Murdo Fraser MSP has backed a motoring organisation who have called on the Scottish Government to fit sensors as soon as possible to detect ice forming on cables on the Queensferry Crossing.
The politician has asked Transport Minister Michael Mathieson why sensors were not fitted before the bridge opened in August 2017 due to three alarming incidents on March 16 this year when ice fell from cables and smashed three car windscreens.
With temperatures recently plummeting overnight and a harsh winter predicted by weather forecasters, Mr Fraser fears there will be a repeat of these incidents and is concerned chaos may ensue for motorists with lane closures introduced if ice does fall from the cables of the Queensferry Crossing.

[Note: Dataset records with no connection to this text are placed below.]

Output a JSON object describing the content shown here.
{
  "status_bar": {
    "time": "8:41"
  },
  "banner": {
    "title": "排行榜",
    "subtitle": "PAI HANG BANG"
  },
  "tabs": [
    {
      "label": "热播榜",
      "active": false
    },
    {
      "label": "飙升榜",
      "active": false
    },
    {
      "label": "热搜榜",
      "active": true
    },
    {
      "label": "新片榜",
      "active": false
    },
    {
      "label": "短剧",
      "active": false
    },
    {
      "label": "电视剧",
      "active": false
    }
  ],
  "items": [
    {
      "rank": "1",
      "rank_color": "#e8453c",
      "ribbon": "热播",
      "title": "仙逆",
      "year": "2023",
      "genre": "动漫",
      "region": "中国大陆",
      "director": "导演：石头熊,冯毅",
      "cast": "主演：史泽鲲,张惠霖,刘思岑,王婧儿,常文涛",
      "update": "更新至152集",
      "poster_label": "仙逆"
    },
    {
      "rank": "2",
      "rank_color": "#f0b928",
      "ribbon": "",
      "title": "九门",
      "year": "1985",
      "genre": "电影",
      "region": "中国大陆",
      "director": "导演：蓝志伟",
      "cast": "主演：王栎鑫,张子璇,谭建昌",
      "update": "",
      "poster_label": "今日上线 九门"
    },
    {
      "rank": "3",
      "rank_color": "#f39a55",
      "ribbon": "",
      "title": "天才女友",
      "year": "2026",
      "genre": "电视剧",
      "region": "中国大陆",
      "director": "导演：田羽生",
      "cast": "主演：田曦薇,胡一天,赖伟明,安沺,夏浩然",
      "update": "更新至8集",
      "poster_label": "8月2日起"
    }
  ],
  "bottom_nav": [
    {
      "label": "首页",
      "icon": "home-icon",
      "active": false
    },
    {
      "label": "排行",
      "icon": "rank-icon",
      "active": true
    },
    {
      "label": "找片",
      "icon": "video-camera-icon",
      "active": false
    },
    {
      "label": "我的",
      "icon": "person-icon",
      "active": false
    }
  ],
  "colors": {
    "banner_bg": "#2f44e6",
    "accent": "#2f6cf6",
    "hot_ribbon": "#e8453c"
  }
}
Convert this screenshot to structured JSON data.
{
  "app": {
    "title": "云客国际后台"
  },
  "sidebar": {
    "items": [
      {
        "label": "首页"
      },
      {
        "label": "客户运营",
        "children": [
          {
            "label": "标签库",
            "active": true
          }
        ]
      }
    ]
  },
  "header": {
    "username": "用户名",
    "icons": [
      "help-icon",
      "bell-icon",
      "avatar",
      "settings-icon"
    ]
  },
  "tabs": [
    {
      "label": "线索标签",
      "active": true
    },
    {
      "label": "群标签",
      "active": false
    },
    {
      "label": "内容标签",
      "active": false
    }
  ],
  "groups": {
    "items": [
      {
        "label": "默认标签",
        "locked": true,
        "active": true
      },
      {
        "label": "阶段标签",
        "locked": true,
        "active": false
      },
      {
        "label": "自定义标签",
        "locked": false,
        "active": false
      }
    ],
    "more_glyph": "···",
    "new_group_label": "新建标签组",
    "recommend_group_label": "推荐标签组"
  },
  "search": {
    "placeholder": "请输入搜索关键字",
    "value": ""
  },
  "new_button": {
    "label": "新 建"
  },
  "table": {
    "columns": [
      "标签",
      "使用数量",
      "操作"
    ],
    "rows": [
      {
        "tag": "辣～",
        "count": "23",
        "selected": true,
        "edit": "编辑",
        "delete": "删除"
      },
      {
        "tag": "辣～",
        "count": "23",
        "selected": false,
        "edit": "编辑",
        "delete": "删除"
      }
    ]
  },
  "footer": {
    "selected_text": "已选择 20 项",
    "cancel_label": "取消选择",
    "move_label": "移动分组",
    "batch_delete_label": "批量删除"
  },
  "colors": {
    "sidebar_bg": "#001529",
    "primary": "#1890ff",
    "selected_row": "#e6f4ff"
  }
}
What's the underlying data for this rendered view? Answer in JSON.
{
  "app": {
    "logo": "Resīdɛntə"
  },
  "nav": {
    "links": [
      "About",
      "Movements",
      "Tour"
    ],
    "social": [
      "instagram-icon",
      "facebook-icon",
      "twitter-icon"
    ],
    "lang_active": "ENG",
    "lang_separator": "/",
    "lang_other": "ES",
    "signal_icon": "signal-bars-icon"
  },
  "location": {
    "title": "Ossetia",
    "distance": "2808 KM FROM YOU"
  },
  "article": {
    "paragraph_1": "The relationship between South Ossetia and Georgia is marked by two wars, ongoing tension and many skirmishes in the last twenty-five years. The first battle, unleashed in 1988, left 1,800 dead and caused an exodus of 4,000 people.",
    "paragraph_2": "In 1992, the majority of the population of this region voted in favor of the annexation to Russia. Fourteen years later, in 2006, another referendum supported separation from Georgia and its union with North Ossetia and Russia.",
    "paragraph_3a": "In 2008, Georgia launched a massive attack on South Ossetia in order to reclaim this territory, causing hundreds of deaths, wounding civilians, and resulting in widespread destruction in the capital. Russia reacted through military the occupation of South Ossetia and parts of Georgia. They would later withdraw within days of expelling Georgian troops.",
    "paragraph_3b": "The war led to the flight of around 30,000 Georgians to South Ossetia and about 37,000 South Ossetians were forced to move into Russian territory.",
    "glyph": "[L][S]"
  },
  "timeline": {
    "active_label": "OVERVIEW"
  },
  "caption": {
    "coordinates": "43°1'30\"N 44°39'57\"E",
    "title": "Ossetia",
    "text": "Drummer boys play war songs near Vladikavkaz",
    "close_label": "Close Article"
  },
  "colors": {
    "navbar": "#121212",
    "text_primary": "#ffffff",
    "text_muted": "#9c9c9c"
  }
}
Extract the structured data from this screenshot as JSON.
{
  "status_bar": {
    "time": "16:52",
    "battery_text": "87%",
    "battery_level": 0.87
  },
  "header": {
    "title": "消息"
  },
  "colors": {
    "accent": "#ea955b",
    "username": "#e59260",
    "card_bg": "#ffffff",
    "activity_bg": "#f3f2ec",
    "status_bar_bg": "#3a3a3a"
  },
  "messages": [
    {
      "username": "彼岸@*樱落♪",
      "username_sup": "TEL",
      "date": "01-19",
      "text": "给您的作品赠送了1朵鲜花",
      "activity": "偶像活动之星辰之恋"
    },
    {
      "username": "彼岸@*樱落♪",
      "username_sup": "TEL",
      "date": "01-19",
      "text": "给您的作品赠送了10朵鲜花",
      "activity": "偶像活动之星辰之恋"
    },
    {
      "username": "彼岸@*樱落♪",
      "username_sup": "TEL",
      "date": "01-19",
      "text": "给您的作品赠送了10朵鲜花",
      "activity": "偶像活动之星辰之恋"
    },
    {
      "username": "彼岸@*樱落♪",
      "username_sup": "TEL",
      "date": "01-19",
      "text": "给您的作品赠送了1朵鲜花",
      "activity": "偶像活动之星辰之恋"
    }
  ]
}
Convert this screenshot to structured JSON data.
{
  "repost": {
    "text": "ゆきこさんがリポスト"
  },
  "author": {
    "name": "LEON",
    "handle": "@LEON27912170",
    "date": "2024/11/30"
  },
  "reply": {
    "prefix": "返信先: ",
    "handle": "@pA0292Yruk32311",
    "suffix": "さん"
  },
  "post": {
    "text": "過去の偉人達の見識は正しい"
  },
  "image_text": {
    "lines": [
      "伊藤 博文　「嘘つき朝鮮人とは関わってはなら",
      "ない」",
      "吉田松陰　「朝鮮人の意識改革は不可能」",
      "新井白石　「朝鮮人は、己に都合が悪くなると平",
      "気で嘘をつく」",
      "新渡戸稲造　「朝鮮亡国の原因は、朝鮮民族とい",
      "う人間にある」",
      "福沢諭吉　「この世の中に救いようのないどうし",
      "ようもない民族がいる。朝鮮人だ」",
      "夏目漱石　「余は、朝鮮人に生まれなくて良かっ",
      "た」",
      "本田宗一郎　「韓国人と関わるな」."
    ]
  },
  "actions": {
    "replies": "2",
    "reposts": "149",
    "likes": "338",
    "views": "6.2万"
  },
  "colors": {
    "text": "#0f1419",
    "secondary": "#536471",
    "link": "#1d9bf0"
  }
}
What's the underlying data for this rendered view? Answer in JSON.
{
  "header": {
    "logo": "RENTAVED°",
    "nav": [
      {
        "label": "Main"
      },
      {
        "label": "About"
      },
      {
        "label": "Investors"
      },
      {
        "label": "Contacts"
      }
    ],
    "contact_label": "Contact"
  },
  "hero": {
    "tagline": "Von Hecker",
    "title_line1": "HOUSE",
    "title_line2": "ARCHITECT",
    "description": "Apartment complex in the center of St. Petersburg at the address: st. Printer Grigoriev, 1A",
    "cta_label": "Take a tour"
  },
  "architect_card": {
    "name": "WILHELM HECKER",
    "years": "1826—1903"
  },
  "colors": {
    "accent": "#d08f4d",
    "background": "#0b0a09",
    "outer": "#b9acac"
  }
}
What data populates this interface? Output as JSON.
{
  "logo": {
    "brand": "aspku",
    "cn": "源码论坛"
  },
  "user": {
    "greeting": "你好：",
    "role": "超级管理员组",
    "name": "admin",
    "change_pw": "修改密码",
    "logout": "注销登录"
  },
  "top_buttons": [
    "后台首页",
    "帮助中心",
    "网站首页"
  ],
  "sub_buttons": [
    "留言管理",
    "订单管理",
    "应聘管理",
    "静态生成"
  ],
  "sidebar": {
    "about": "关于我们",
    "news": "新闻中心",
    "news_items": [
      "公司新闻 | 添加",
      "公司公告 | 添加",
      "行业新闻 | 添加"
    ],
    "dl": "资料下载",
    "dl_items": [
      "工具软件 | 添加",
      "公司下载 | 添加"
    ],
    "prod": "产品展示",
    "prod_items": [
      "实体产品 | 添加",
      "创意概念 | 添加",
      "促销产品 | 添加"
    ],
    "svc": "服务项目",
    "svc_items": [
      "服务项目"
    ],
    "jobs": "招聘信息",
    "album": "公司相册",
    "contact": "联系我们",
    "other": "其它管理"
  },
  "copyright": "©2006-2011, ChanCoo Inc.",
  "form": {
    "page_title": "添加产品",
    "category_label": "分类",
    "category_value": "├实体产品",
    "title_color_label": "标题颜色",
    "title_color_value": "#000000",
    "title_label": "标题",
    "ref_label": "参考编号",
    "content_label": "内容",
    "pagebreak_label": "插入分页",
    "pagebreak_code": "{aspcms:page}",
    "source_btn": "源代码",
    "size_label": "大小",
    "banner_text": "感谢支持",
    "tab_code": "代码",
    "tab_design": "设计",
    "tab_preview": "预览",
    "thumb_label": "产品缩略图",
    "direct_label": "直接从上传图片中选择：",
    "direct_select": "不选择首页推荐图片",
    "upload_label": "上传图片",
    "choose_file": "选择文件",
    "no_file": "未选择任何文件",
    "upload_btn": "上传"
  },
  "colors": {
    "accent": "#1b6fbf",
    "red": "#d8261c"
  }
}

Mr Fraser raised the matter with the Transport Minister at the Scottish Parliament in October and was told that plans are in place to fit the required sensors which detect ice accumulation. Mr Mathieson also told Mr Fraser that the conditions that can lead to a build-up of ice of this kind are “very rare” in the Forth estuary.
The Scottish Government has confirmed that quotations are currently being sought from specialist
providers and that they hope to be in a position to install the sensors in the coming months.
However, Neil Greig, Policy and Research Director of IAM RoadSmart - a UK road safety charitable
organisation - has called on the Scottish Government to fit the sensors promptly in case more
motorists experience the shock of having their windscreens smashed by falling ice this winter.
Commenting, he said: “Drivers need more information about when the ice sensors will be fitted so
they can use the Queensferry Crossing with confidence this winter. Nature has a habit of repeating
very specific sets of weather conditions when you least expect them so high-tech sensors do look the best way forward and should be in place as soon as possible.”
And Mr Fraser added: “Sensors should have been fitted to the Queensferry Crossing before it opened in August 2017. We now have this very worrying situation where the weather is freezing and it looks like we’re in for a long, cold winter, with the chances of a repeat of the shocking incidents of March 16, when three car windscreens were smashed due to falling ice from the bridge’s cables.
“There is bad congestion at peak times on the Queensferry Crossing anyway but this will be
compounded if lane closures have to take place due to fears of falling ice from its cables. This would result in chaos for motorists with unbearable tailbacks and frustration for those wishing to either get to work or go home.
“Yet again, the Scottish Government have tried to pull the wool over the people of Scotland by keeping quiet on this alarming issue and claiming there is nothing to worry about, when there obviously is.
Attempting to downplay the seriousness of it by claiming conditions that can lead to a build-up of ice of this kind are very rare on the Forth isn’t good enough.
“I have been told that the Port Mann Bridge in Vancouver, Canada, which has a similar climate as
Scotland encountered the same problem as the Queensferry Crossing. The Canadian authorities
discovered a solution, implemented it and then publicised it – it is mind boggling why the Scottish
Government didn’t go down the same route.”